*AIM OF THE EXERCISE*
Copy out the data word for word. The images are not part of the copy.

*SUPPLIED DATA*
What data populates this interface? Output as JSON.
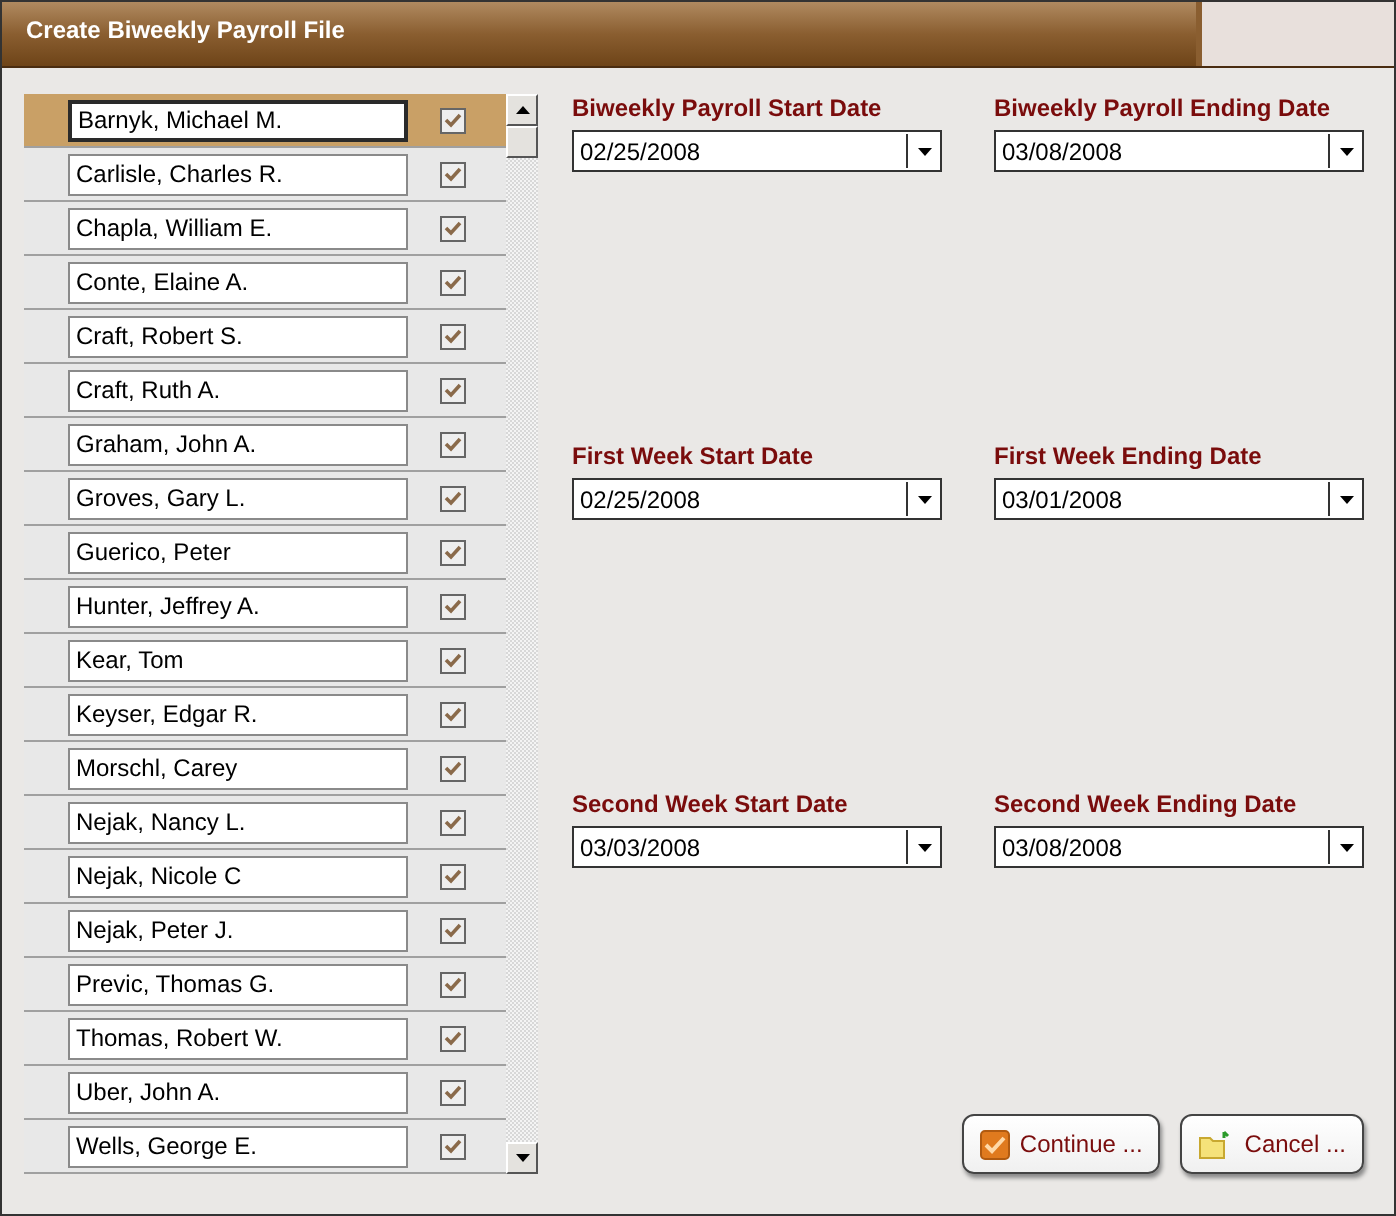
{
  "window": {
    "title": "Create Biweekly Payroll File"
  },
  "employees": [
    {
      "name": "Barnyk, Michael M.",
      "checked": true,
      "selected": true
    },
    {
      "name": "Carlisle, Charles R.",
      "checked": true,
      "selected": false
    },
    {
      "name": "Chapla, William E.",
      "checked": true,
      "selected": false
    },
    {
      "name": "Conte, Elaine A.",
      "checked": true,
      "selected": false
    },
    {
      "name": "Craft, Robert S.",
      "checked": true,
      "selected": false
    },
    {
      "name": "Craft, Ruth A.",
      "checked": true,
      "selected": false
    },
    {
      "name": "Graham, John A.",
      "checked": true,
      "selected": false
    },
    {
      "name": "Groves, Gary L.",
      "checked": true,
      "selected": false
    },
    {
      "name": "Guerico, Peter",
      "checked": true,
      "selected": false
    },
    {
      "name": "Hunter, Jeffrey A.",
      "checked": true,
      "selected": false
    },
    {
      "name": "Kear, Tom",
      "checked": true,
      "selected": false
    },
    {
      "name": "Keyser, Edgar R.",
      "checked": true,
      "selected": false
    },
    {
      "name": "Morschl, Carey",
      "checked": true,
      "selected": false
    },
    {
      "name": "Nejak, Nancy L.",
      "checked": true,
      "selected": false
    },
    {
      "name": "Nejak, Nicole C",
      "checked": true,
      "selected": false
    },
    {
      "name": "Nejak, Peter J.",
      "checked": true,
      "selected": false
    },
    {
      "name": "Previc, Thomas G.",
      "checked": true,
      "selected": false
    },
    {
      "name": "Thomas, Robert W.",
      "checked": true,
      "selected": false
    },
    {
      "name": "Uber, John A.",
      "checked": true,
      "selected": false
    },
    {
      "name": "Wells, George E.",
      "checked": true,
      "selected": false
    }
  ],
  "date_groups": [
    [
      {
        "label": "Biweekly Payroll Start Date",
        "value": "02/25/2008"
      },
      {
        "label": "Biweekly Payroll Ending Date",
        "value": "03/08/2008"
      }
    ],
    [
      {
        "label": "First Week Start Date",
        "value": "02/25/2008"
      },
      {
        "label": "First Week Ending Date",
        "value": "03/01/2008"
      }
    ],
    [
      {
        "label": "Second Week Start Date",
        "value": "03/03/2008"
      },
      {
        "label": "Second Week Ending Date",
        "value": "03/08/2008"
      }
    ]
  ],
  "buttons": [
    {
      "kind": "continue",
      "label": "Continue ..."
    },
    {
      "kind": "cancel",
      "label": "Cancel ..."
    }
  ]
}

*SOLUTION FOR THIS PROBLEM*
What data populates this interface? Output as JSON.
{
  "window": {
    "title": "Create Biweekly Payroll File"
  },
  "employees": [
    {
      "name": "Barnyk, Michael M.",
      "checked": true,
      "selected": true
    },
    {
      "name": "Carlisle, Charles R.",
      "checked": true,
      "selected": false
    },
    {
      "name": "Chapla, William E.",
      "checked": true,
      "selected": false
    },
    {
      "name": "Conte, Elaine A.",
      "checked": true,
      "selected": false
    },
    {
      "name": "Craft, Robert S.",
      "checked": true,
      "selected": false
    },
    {
      "name": "Craft, Ruth A.",
      "checked": true,
      "selected": false
    },
    {
      "name": "Graham, John A.",
      "checked": true,
      "selected": false
    },
    {
      "name": "Groves, Gary L.",
      "checked": true,
      "selected": false
    },
    {
      "name": "Guerico, Peter",
      "checked": true,
      "selected": false
    },
    {
      "name": "Hunter, Jeffrey A.",
      "checked": true,
      "selected": false
    },
    {
      "name": "Kear, Tom",
      "checked": true,
      "selected": false
    },
    {
      "name": "Keyser, Edgar R.",
      "checked": true,
      "selected": false
    },
    {
      "name": "Morschl, Carey",
      "checked": true,
      "selected": false
    },
    {
      "name": "Nejak, Nancy L.",
      "checked": true,
      "selected": false
    },
    {
      "name": "Nejak, Nicole C",
      "checked": true,
      "selected": false
    },
    {
      "name": "Nejak, Peter J.",
      "checked": true,
      "selected": false
    },
    {
      "name": "Previc, Thomas G.",
      "checked": true,
      "selected": false
    },
    {
      "name": "Thomas, Robert W.",
      "checked": true,
      "selected": false
    },
    {
      "name": "Uber, John A.",
      "checked": true,
      "selected": false
    },
    {
      "name": "Wells, George E.",
      "checked": true,
      "selected": false
    }
  ],
  "date_groups": [
    [
      {
        "label": "Biweekly Payroll Start Date",
        "value": "02/25/2008"
      },
      {
        "label": "Biweekly Payroll Ending Date",
        "value": "03/08/2008"
      }
    ],
    [
      {
        "label": "First Week Start Date",
        "value": "02/25/2008"
      },
      {
        "label": "First Week Ending Date",
        "value": "03/01/2008"
      }
    ],
    [
      {
        "label": "Second Week Start Date",
        "value": "03/03/2008"
      },
      {
        "label": "Second Week Ending Date",
        "value": "03/08/2008"
      }
    ]
  ],
  "buttons": [
    {
      "kind": "continue",
      "label": "Continue ..."
    },
    {
      "kind": "cancel",
      "label": "Cancel ..."
    }
  ]
}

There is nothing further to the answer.